-- DATA TO EXAMINE follows --
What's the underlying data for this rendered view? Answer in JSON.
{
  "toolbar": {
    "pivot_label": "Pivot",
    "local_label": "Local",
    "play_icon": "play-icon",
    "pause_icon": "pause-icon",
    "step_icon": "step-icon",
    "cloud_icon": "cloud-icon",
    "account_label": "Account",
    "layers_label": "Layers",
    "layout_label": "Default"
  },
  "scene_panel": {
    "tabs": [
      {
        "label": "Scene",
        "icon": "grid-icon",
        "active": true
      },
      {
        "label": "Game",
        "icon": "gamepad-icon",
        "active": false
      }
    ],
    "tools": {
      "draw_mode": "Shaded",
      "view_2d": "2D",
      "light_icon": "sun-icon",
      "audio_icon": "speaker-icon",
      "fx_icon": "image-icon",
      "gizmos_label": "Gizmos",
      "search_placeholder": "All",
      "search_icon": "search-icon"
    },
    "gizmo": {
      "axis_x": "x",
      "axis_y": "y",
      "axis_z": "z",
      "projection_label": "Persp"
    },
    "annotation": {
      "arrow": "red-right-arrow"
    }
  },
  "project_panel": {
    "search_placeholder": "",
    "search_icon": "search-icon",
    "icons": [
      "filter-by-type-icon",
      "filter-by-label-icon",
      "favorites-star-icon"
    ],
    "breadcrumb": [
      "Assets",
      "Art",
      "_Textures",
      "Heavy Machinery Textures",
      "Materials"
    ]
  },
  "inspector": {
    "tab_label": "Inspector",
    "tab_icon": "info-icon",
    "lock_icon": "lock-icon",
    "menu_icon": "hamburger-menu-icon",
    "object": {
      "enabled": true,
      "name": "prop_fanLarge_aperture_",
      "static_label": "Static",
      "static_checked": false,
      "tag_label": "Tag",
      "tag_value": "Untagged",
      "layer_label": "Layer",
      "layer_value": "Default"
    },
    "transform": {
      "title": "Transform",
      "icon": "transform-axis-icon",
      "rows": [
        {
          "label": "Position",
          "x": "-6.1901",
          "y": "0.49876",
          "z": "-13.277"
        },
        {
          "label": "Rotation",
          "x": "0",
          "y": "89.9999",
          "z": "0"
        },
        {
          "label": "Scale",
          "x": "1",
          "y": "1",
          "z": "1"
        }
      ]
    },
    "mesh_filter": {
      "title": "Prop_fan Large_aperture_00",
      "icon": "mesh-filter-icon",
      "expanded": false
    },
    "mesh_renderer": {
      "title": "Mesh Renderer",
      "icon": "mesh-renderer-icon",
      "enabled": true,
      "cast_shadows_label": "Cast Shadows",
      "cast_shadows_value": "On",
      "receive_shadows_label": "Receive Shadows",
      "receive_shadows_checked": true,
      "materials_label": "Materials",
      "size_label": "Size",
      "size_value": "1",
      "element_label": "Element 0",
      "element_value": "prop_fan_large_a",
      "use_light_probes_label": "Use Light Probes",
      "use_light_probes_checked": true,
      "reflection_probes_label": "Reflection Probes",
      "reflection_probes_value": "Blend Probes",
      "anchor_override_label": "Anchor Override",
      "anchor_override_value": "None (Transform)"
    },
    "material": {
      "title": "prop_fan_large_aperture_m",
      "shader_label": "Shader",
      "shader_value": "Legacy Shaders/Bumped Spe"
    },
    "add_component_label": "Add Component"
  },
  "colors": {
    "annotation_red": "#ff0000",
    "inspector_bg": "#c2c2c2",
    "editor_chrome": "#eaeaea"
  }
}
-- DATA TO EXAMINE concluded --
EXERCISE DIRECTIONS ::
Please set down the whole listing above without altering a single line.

ANSWER BOX ::
What's the underlying data for this rendered view? Answer in JSON.
{
  "toolbar": {
    "pivot_label": "Pivot",
    "local_label": "Local",
    "play_icon": "play-icon",
    "pause_icon": "pause-icon",
    "step_icon": "step-icon",
    "cloud_icon": "cloud-icon",
    "account_label": "Account",
    "layers_label": "Layers",
    "layout_label": "Default"
  },
  "scene_panel": {
    "tabs": [
      {
        "label": "Scene",
        "icon": "grid-icon",
        "active": true
      },
      {
        "label": "Game",
        "icon": "gamepad-icon",
        "active": false
      }
    ],
    "tools": {
      "draw_mode": "Shaded",
      "view_2d": "2D",
      "light_icon": "sun-icon",
      "audio_icon": "speaker-icon",
      "fx_icon": "image-icon",
      "gizmos_label": "Gizmos",
      "search_placeholder": "All",
      "search_icon": "search-icon"
    },
    "gizmo": {
      "axis_x": "x",
      "axis_y": "y",
      "axis_z": "z",
      "projection_label": "Persp"
    },
    "annotation": {
      "arrow": "red-right-arrow"
    }
  },
  "project_panel": {
    "search_placeholder": "",
    "search_icon": "search-icon",
    "icons": [
      "filter-by-type-icon",
      "filter-by-label-icon",
      "favorites-star-icon"
    ],
    "breadcrumb": [
      "Assets",
      "Art",
      "_Textures",
      "Heavy Machinery Textures",
      "Materials"
    ]
  },
  "inspector": {
    "tab_label": "Inspector",
    "tab_icon": "info-icon",
    "lock_icon": "lock-icon",
    "menu_icon": "hamburger-menu-icon",
    "object": {
      "enabled": true,
      "name": "prop_fanLarge_aperture_",
      "static_label": "Static",
      "static_checked": false,
      "tag_label": "Tag",
      "tag_value": "Untagged",
      "layer_label": "Layer",
      "layer_value": "Default"
    },
    "transform": {
      "title": "Transform",
      "icon": "transform-axis-icon",
      "rows": [
        {
          "label": "Position",
          "x": "-6.1901",
          "y": "0.49876",
          "z": "-13.277"
        },
        {
          "label": "Rotation",
          "x": "0",
          "y": "89.9999",
          "z": "0"
        },
        {
          "label": "Scale",
          "x": "1",
          "y": "1",
          "z": "1"
        }
      ]
    },
    "mesh_filter": {
      "title": "Prop_fan Large_aperture_00",
      "icon": "mesh-filter-icon",
      "expanded": false
    },
    "mesh_renderer": {
      "title": "Mesh Renderer",
      "icon": "mesh-renderer-icon",
      "enabled": true,
      "cast_shadows_label": "Cast Shadows",
      "cast_shadows_value": "On",
      "receive_shadows_label": "Receive Shadows",
      "receive_shadows_checked": true,
      "materials_label": "Materials",
      "size_label": "Size",
      "size_value": "1",
      "element_label": "Element 0",
      "element_value": "prop_fan_large_a",
      "use_light_probes_label": "Use Light Probes",
      "use_light_probes_checked": true,
      "reflection_probes_label": "Reflection Probes",
      "reflection_probes_value": "Blend Probes",
      "anchor_override_label": "Anchor Override",
      "anchor_override_value": "None (Transform)"
    },
    "material": {
      "title": "prop_fan_large_aperture_m",
      "shader_label": "Shader",
      "shader_value": "Legacy Shaders/Bumped Spe"
    },
    "add_component_label": "Add Component"
  },
  "colors": {
    "annotation_red": "#ff0000",
    "inspector_bg": "#c2c2c2",
    "editor_chrome": "#eaeaea"
  }
}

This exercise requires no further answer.